### Given records
%%

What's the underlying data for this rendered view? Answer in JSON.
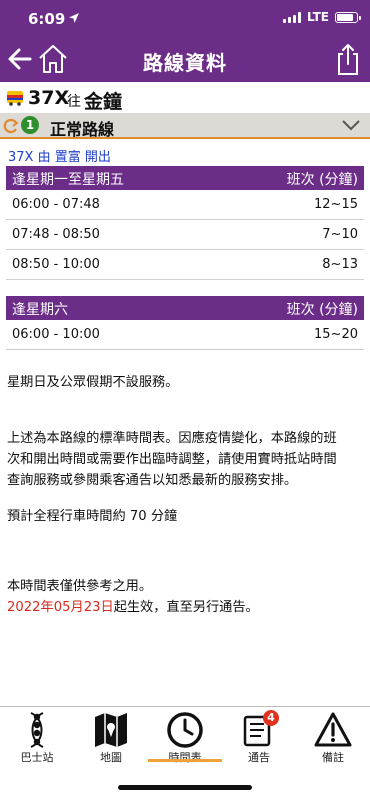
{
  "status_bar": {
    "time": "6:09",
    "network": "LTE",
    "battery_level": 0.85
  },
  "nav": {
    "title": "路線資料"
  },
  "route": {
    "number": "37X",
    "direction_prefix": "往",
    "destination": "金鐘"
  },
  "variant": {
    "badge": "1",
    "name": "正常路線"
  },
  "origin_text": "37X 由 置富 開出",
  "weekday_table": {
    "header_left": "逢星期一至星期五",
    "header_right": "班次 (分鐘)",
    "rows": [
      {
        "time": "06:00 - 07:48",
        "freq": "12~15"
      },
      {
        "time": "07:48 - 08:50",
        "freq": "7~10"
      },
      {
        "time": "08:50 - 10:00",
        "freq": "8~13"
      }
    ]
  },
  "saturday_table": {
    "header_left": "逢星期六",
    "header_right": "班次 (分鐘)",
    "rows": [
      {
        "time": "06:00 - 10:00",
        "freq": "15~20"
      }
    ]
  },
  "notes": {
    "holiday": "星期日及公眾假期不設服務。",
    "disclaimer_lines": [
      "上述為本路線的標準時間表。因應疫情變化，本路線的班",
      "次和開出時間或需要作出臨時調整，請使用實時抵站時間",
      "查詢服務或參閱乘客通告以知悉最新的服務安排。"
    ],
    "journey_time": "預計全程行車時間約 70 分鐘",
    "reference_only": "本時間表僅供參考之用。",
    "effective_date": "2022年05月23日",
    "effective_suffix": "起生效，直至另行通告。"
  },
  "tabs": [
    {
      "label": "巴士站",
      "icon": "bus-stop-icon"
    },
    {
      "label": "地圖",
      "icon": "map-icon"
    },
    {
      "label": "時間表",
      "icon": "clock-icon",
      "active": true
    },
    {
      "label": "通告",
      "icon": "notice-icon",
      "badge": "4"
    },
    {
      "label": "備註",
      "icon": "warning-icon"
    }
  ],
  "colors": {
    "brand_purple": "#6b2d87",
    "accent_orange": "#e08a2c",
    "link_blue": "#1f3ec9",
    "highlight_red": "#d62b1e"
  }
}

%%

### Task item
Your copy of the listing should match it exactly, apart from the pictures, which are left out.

### Your solution
What's the underlying data for this rendered view? Answer in JSON.
{
  "status_bar": {
    "time": "6:09",
    "network": "LTE",
    "battery_level": 0.85
  },
  "nav": {
    "title": "路線資料"
  },
  "route": {
    "number": "37X",
    "direction_prefix": "往",
    "destination": "金鐘"
  },
  "variant": {
    "badge": "1",
    "name": "正常路線"
  },
  "origin_text": "37X 由 置富 開出",
  "weekday_table": {
    "header_left": "逢星期一至星期五",
    "header_right": "班次 (分鐘)",
    "rows": [
      {
        "time": "06:00 - 07:48",
        "freq": "12~15"
      },
      {
        "time": "07:48 - 08:50",
        "freq": "7~10"
      },
      {
        "time": "08:50 - 10:00",
        "freq": "8~13"
      }
    ]
  },
  "saturday_table": {
    "header_left": "逢星期六",
    "header_right": "班次 (分鐘)",
    "rows": [
      {
        "time": "06:00 - 10:00",
        "freq": "15~20"
      }
    ]
  },
  "notes": {
    "holiday": "星期日及公眾假期不設服務。",
    "disclaimer_lines": [
      "上述為本路線的標準時間表。因應疫情變化，本路線的班",
      "次和開出時間或需要作出臨時調整，請使用實時抵站時間",
      "查詢服務或參閱乘客通告以知悉最新的服務安排。"
    ],
    "journey_time": "預計全程行車時間約 70 分鐘",
    "reference_only": "本時間表僅供參考之用。",
    "effective_date": "2022年05月23日",
    "effective_suffix": "起生效，直至另行通告。"
  },
  "tabs": [
    {
      "label": "巴士站",
      "icon": "bus-stop-icon"
    },
    {
      "label": "地圖",
      "icon": "map-icon"
    },
    {
      "label": "時間表",
      "icon": "clock-icon",
      "active": true
    },
    {
      "label": "通告",
      "icon": "notice-icon",
      "badge": "4"
    },
    {
      "label": "備註",
      "icon": "warning-icon"
    }
  ],
  "colors": {
    "brand_purple": "#6b2d87",
    "accent_orange": "#e08a2c",
    "link_blue": "#1f3ec9",
    "highlight_red": "#d62b1e"
  }
}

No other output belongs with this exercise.